Pay-as-you-go, or PAYGo, systems allow small and medium-sized enterprise (SME) owners, as well as consumers, to only purchase the amount of a product they need, as they use it.This allows individuals with limited means to take advantage of available capital, e.g. electricity, up to whatever their imposed limit may be. A PAYGo system does not require consumers to purchase significant capital prior to its use.
- Cash flow uncertainty
- Off-take risks associated with target sector/region
- Production costs associated with target sector/region
- Appropriate capital to meet borrower needs
Flexible pay-as-you-go financing enables access to products and/or services for cash-strapped customers who would not otherwise not be able to afford large, upfront payments, but are able to pay monthly installments.
Difficult to implement where mobile banking is rare or non-existent
MUST HAVE’S, CRITICAL POINTS, OR QUESTIONS TO CONSIDER
Because PAYGo systems are often integrated with mobile money (MM), sufficient MM infrastructure may be considered a critical “must-have.”
VIGNETTE: PAY-AS-YOU-GO SOLAR IN NIGERIA
75 million Nigerians currently have no access to reliable electricity, limiting business growth and access to basic household services.The existing electrical grid is unstable and largely unavailable beyond urban city limits, forcing reliance on small-scale generators. Currently, the country spends more than USD $9.2 billion annually on inefficient electricity generation, whereas a transition to renewable power, such as solar home systems, could save households and businesses over USD $4.4 billion per year.
The institution of pay-as-you-go financing is in the process of being implemented in mobile money markets. Many Nigerians with access to mobile banking are now able to purchase solar energy as they use it, as opposed to paying for a full-time electricity bill.

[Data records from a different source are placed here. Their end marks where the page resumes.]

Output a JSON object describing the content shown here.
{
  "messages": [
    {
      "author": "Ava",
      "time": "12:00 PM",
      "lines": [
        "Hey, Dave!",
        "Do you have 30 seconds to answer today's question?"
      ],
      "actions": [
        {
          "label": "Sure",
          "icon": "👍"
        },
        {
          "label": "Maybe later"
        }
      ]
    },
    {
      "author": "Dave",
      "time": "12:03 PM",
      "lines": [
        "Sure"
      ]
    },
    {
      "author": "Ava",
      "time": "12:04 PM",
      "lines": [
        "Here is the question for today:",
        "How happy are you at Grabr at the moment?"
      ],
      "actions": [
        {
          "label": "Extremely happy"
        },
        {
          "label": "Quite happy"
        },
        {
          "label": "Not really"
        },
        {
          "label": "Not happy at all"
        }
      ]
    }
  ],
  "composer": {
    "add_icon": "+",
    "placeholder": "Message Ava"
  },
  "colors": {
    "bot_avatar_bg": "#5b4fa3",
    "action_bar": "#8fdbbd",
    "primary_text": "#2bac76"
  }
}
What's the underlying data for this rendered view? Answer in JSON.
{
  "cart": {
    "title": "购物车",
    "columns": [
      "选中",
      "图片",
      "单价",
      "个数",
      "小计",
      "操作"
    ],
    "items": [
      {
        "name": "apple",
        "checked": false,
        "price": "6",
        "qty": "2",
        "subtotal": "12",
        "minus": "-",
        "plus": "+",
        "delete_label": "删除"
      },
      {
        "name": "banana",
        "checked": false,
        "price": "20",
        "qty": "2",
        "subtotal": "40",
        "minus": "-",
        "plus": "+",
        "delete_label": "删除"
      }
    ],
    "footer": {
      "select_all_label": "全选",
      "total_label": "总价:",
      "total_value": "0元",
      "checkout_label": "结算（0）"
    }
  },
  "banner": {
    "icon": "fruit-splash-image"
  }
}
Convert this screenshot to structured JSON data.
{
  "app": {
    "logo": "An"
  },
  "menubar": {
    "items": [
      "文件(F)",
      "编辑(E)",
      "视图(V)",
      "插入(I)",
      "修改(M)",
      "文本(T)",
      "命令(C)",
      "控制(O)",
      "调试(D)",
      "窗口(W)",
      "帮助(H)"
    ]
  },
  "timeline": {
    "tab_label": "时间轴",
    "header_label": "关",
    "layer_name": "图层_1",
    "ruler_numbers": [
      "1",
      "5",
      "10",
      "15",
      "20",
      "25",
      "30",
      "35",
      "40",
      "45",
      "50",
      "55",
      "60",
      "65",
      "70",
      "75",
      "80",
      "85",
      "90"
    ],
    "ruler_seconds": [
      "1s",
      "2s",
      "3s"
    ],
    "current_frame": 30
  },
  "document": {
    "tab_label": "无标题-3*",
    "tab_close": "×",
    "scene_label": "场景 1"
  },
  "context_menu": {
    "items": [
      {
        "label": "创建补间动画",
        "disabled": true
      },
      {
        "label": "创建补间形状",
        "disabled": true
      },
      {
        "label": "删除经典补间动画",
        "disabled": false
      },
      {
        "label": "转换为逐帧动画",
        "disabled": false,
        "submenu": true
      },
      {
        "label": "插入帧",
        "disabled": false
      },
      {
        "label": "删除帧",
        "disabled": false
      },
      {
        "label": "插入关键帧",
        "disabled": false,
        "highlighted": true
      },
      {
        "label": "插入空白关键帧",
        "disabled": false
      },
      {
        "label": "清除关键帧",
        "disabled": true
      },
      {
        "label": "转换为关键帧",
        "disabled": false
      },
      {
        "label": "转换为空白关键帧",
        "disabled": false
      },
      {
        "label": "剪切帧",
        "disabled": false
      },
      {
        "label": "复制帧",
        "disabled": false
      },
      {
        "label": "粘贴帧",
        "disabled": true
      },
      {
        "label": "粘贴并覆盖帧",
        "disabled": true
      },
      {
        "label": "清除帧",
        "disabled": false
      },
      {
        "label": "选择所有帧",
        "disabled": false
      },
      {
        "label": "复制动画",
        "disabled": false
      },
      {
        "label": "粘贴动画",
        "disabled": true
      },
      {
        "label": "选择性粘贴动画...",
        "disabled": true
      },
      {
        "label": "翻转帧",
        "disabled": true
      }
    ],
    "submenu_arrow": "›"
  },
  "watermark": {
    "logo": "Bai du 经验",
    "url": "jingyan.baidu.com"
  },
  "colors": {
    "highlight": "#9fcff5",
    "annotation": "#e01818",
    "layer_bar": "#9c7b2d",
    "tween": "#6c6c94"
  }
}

Urban Nigerians have greater access to electricity due to pay-as-you-go systems through mobile banking. However, because mobile banking is limited in rural Nigeria due to the regulatory framework, impact in these areas has not been as substantial.